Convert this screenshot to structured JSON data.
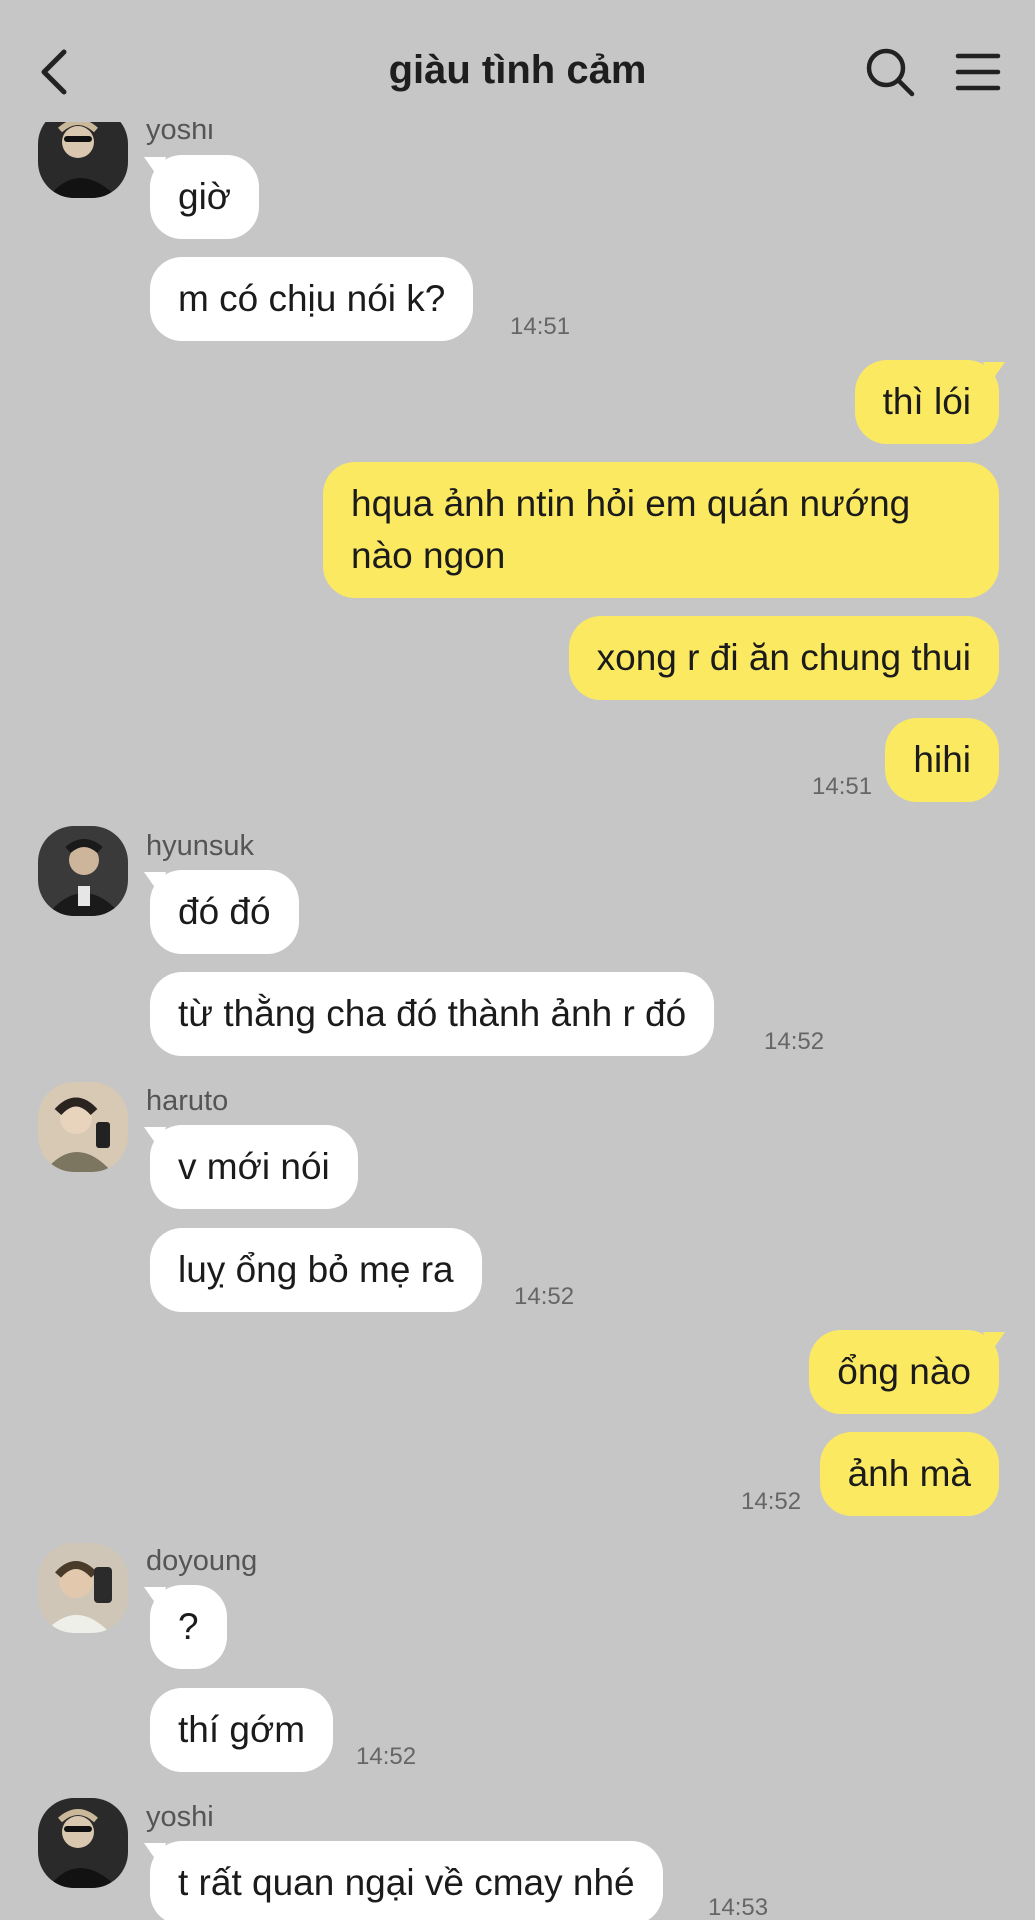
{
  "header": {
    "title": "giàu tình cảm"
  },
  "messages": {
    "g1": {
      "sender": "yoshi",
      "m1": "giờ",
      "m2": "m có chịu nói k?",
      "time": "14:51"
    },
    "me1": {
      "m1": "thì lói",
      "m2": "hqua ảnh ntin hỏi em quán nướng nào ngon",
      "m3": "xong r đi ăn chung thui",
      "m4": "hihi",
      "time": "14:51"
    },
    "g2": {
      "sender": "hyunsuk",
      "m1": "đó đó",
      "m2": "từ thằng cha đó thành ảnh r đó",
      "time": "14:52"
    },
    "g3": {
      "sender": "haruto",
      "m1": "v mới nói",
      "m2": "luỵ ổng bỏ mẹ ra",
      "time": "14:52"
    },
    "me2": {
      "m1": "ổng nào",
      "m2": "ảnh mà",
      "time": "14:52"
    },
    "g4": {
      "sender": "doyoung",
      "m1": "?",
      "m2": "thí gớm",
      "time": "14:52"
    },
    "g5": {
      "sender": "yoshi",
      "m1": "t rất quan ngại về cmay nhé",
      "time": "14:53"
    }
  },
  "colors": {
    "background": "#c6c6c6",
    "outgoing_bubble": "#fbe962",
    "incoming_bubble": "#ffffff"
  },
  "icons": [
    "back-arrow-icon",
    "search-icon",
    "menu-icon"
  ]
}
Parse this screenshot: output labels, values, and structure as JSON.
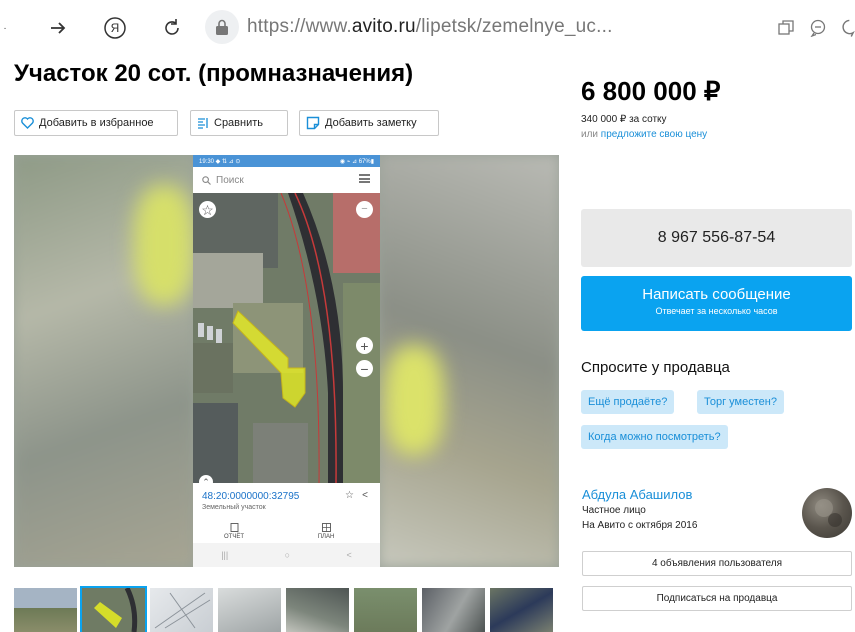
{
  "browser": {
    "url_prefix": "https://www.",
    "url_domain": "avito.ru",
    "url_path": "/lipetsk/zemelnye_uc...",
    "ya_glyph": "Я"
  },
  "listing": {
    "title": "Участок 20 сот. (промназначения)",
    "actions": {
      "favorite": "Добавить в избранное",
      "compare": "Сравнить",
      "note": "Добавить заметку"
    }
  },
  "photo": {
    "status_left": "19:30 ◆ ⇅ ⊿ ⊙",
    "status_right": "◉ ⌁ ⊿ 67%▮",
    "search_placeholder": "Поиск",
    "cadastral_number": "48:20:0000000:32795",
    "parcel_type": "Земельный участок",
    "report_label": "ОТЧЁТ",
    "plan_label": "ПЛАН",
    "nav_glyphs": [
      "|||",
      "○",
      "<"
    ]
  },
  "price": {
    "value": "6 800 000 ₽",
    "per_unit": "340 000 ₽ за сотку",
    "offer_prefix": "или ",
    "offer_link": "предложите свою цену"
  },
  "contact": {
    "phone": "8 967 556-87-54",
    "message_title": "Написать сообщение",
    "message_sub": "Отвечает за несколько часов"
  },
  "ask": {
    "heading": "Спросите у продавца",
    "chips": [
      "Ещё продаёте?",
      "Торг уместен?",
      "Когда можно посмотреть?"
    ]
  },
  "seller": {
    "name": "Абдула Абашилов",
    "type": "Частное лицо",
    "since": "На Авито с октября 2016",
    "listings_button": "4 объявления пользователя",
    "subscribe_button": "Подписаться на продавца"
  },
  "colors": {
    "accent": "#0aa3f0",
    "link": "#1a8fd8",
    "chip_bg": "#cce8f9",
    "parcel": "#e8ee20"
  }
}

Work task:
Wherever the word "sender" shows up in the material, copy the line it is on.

Reply to the task:
      "sender": "yoshi",
      "sender": "hyunsuk",
      "sender": "haruto",
      "sender": "doyoung",
      "sender": "yoshi",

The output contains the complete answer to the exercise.